◆ Exercise goal ◆
Look through the entries below, please, and copy every line with the word "JSON".

◆ Data about app and page elements ◆
*** Begin section ***

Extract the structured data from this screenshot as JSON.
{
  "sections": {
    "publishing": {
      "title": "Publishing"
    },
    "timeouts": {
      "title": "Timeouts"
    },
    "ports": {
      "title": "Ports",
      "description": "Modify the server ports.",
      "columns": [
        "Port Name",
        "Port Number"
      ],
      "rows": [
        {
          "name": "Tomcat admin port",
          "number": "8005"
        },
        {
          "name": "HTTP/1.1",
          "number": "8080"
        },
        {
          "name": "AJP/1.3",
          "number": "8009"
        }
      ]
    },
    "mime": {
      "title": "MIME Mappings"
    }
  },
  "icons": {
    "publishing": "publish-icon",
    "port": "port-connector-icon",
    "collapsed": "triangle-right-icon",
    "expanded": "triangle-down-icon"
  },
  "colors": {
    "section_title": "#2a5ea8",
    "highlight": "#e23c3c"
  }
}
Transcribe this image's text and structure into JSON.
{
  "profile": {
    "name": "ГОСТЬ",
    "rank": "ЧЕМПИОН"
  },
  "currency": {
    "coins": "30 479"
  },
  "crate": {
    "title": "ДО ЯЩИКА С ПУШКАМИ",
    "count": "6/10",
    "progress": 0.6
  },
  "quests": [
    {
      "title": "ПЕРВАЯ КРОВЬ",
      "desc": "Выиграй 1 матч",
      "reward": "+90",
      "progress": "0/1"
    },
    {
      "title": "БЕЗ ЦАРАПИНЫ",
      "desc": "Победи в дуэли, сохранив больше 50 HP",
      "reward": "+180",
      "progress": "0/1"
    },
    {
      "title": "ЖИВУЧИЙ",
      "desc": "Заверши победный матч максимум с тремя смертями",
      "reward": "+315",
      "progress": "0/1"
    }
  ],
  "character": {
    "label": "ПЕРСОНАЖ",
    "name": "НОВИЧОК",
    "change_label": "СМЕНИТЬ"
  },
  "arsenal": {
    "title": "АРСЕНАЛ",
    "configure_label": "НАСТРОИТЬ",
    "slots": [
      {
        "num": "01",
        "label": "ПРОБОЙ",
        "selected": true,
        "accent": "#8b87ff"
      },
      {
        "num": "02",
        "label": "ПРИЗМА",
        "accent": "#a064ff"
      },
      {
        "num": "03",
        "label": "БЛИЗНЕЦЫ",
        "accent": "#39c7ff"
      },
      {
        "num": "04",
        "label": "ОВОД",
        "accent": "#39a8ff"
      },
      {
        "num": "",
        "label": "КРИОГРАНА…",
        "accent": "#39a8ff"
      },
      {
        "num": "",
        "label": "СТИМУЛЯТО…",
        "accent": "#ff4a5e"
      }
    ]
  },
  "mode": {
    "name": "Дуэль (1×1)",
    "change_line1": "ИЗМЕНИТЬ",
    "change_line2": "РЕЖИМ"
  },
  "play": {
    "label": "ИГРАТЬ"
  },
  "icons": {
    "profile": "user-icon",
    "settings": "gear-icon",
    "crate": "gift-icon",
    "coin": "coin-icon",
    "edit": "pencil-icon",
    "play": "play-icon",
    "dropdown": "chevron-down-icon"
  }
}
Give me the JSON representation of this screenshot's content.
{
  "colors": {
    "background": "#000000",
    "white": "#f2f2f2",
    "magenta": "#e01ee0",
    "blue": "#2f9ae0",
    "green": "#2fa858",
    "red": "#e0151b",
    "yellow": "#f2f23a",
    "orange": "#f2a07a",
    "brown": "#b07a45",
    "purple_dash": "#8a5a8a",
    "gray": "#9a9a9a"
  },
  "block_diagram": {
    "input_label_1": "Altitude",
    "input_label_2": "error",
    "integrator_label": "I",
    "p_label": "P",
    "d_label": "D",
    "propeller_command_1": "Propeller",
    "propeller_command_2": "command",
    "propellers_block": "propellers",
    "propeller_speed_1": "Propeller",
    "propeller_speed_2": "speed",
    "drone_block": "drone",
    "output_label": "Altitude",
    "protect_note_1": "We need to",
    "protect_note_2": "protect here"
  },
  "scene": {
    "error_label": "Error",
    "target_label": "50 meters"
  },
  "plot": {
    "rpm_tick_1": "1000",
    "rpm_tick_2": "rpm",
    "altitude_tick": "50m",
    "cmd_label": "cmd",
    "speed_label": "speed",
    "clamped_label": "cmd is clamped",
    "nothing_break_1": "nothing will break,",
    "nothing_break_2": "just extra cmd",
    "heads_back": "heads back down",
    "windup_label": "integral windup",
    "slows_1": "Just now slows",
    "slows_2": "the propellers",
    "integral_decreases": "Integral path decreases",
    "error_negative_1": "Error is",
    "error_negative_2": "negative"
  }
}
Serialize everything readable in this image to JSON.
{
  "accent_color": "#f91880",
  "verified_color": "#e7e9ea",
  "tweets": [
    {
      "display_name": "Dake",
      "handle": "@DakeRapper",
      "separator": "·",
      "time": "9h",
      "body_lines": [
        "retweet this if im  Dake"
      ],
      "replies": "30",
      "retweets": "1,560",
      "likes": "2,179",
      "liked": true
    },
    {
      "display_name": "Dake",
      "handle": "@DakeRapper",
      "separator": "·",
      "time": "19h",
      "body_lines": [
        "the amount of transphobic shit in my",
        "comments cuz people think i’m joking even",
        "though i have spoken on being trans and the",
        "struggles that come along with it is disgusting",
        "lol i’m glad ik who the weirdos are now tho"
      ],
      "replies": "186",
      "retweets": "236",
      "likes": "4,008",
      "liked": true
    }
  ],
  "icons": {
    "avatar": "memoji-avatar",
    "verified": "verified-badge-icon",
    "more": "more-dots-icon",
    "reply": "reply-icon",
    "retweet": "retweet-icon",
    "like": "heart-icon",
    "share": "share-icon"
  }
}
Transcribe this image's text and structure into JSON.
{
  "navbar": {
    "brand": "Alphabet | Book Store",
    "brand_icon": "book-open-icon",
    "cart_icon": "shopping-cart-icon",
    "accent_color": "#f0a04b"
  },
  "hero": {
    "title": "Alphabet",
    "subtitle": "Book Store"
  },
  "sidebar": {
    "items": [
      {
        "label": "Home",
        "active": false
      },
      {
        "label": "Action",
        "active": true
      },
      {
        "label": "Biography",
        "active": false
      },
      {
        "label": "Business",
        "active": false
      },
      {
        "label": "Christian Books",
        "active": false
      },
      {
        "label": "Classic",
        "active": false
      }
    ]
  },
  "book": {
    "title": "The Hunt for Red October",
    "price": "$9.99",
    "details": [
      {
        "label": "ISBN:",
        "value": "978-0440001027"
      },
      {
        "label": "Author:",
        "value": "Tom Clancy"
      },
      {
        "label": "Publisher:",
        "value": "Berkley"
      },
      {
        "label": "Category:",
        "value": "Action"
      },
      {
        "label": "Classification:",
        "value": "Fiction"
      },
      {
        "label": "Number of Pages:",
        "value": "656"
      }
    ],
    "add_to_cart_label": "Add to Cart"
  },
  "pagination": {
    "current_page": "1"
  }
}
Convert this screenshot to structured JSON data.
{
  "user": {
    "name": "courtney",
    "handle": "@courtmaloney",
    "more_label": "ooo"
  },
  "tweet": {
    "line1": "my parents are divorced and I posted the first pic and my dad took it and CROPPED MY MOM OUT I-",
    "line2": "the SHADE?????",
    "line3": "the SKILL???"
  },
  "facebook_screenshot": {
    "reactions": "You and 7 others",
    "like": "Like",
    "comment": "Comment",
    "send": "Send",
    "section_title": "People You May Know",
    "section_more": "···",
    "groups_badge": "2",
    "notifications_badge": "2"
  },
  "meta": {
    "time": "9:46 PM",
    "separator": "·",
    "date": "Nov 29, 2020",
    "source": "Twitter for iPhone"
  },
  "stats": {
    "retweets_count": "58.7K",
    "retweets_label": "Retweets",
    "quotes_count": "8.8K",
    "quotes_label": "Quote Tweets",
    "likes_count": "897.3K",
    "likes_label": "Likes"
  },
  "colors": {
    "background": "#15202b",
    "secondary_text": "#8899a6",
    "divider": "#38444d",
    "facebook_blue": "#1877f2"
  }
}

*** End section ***

◆ Response box ◆
Extract the structured data from this screenshot as JSON.
Transcribe this image's text and structure into JSON.
Give me the JSON representation of this screenshot's content.
Serialize everything readable in this image to JSON.
Transcribe this image's text and structure into JSON.
Convert this screenshot to structured JSON data.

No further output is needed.